-------- Dataset content
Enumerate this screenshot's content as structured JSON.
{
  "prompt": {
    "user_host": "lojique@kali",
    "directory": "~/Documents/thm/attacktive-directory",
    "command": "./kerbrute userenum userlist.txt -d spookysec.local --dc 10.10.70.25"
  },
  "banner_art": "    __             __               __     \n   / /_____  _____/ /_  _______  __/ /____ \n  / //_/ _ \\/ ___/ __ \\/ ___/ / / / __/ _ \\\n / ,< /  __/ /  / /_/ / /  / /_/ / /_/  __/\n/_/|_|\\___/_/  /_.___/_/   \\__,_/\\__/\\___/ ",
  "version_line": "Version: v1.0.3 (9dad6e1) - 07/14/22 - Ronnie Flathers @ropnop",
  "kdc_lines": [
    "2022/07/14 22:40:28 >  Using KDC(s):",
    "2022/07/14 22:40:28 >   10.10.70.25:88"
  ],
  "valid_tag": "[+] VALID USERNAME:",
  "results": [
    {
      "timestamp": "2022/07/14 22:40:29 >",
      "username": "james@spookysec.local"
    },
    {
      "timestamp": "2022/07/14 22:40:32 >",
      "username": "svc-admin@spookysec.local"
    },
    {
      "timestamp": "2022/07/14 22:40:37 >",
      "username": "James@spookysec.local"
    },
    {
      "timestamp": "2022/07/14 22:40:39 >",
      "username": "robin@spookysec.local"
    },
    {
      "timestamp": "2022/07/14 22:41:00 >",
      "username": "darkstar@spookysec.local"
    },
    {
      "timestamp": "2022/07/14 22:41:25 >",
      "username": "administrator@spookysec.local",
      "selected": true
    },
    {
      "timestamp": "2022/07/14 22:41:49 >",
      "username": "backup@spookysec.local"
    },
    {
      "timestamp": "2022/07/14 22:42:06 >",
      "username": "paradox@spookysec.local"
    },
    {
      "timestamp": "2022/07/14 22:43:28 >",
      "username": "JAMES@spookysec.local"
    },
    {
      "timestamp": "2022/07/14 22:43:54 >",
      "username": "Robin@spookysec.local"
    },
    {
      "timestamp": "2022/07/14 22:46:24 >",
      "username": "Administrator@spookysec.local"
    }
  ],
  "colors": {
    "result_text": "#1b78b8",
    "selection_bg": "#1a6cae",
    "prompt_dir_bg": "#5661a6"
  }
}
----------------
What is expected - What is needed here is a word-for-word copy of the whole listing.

Solution for this exercise -
Enumerate this screenshot's content as structured JSON.
{
  "prompt": {
    "user_host": "lojique@kali",
    "directory": "~/Documents/thm/attacktive-directory",
    "command": "./kerbrute userenum userlist.txt -d spookysec.local --dc 10.10.70.25"
  },
  "banner_art": "    __             __               __     \n   / /_____  _____/ /_  _______  __/ /____ \n  / //_/ _ \\/ ___/ __ \\/ ___/ / / / __/ _ \\\n / ,< /  __/ /  / /_/ / /  / /_/ / /_/  __/\n/_/|_|\\___/_/  /_.___/_/   \\__,_/\\__/\\___/ ",
  "version_line": "Version: v1.0.3 (9dad6e1) - 07/14/22 - Ronnie Flathers @ropnop",
  "kdc_lines": [
    "2022/07/14 22:40:28 >  Using KDC(s):",
    "2022/07/14 22:40:28 >   10.10.70.25:88"
  ],
  "valid_tag": "[+] VALID USERNAME:",
  "results": [
    {
      "timestamp": "2022/07/14 22:40:29 >",
      "username": "james@spookysec.local"
    },
    {
      "timestamp": "2022/07/14 22:40:32 >",
      "username": "svc-admin@spookysec.local"
    },
    {
      "timestamp": "2022/07/14 22:40:37 >",
      "username": "James@spookysec.local"
    },
    {
      "timestamp": "2022/07/14 22:40:39 >",
      "username": "robin@spookysec.local"
    },
    {
      "timestamp": "2022/07/14 22:41:00 >",
      "username": "darkstar@spookysec.local"
    },
    {
      "timestamp": "2022/07/14 22:41:25 >",
      "username": "administrator@spookysec.local",
      "selected": true
    },
    {
      "timestamp": "2022/07/14 22:41:49 >",
      "username": "backup@spookysec.local"
    },
    {
      "timestamp": "2022/07/14 22:42:06 >",
      "username": "paradox@spookysec.local"
    },
    {
      "timestamp": "2022/07/14 22:43:28 >",
      "username": "JAMES@spookysec.local"
    },
    {
      "timestamp": "2022/07/14 22:43:54 >",
      "username": "Robin@spookysec.local"
    },
    {
      "timestamp": "2022/07/14 22:46:24 >",
      "username": "Administrator@spookysec.local"
    }
  ],
  "colors": {
    "result_text": "#1b78b8",
    "selection_bg": "#1a6cae",
    "prompt_dir_bg": "#5661a6"
  }
}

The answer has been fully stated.